> **Source records**:

----

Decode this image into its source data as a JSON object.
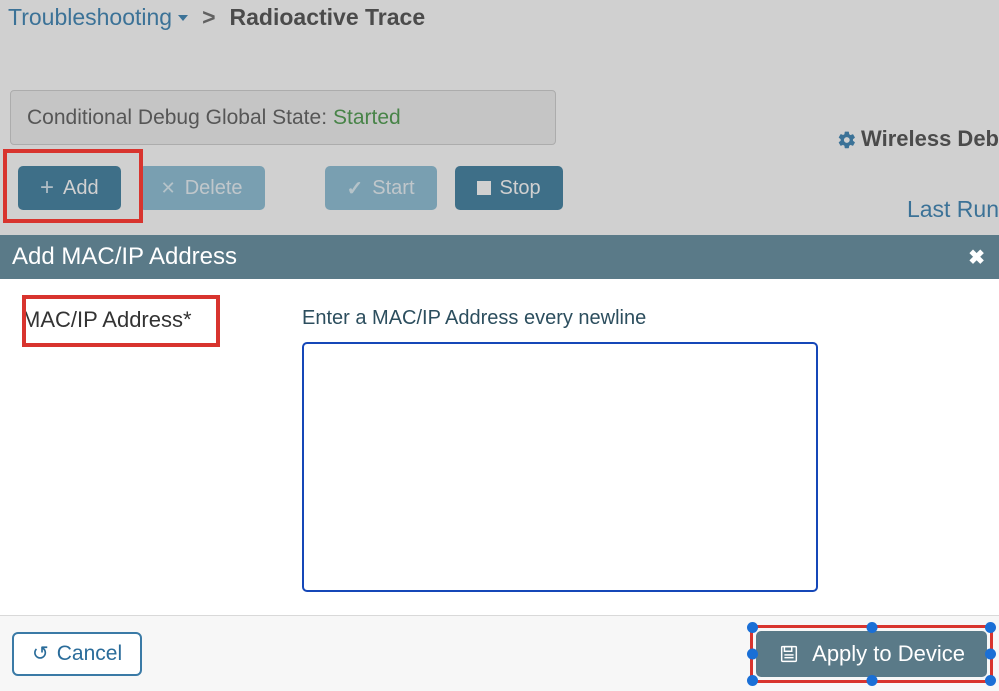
{
  "breadcrumb": {
    "parent": "Troubleshooting",
    "separator": ">",
    "current": "Radioactive Trace"
  },
  "status": {
    "label": "Conditional Debug Global State:",
    "value": "Started"
  },
  "toolbar": {
    "add": "Add",
    "delete": "Delete",
    "start": "Start",
    "stop": "Stop"
  },
  "right": {
    "wireless_debug": "Wireless Deb",
    "last_run": "Last Run"
  },
  "modal": {
    "title": "Add MAC/IP Address",
    "field_label": "MAC/IP Address*",
    "hint": "Enter a MAC/IP Address every newline",
    "textarea_value": "",
    "cancel": "Cancel",
    "apply": "Apply to Device"
  }
}
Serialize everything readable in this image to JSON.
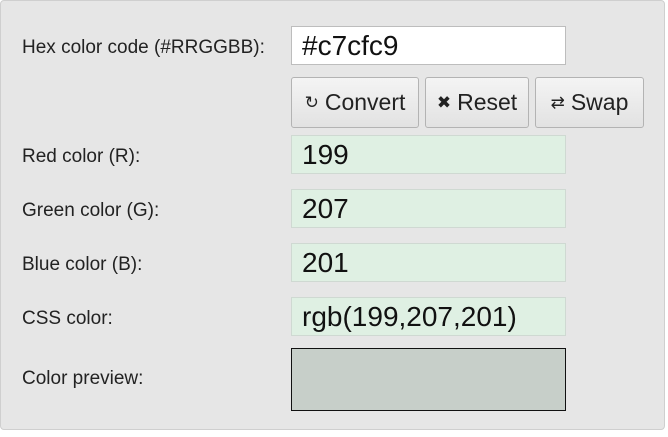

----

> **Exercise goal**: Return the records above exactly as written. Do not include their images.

> **Solution**:
Decode this image into its source data as a JSON object.
{
  "breadcrumb": {
    "parent": "Troubleshooting",
    "separator": ">",
    "current": "Radioactive Trace"
  },
  "status": {
    "label": "Conditional Debug Global State:",
    "value": "Started"
  },
  "toolbar": {
    "add": "Add",
    "delete": "Delete",
    "start": "Start",
    "stop": "Stop"
  },
  "right": {
    "wireless_debug": "Wireless Deb",
    "last_run": "Last Run"
  },
  "modal": {
    "title": "Add MAC/IP Address",
    "field_label": "MAC/IP Address*",
    "hint": "Enter a MAC/IP Address every newline",
    "textarea_value": "",
    "cancel": "Cancel",
    "apply": "Apply to Device"
  }
}
Serialize everything readable in this image to JSON.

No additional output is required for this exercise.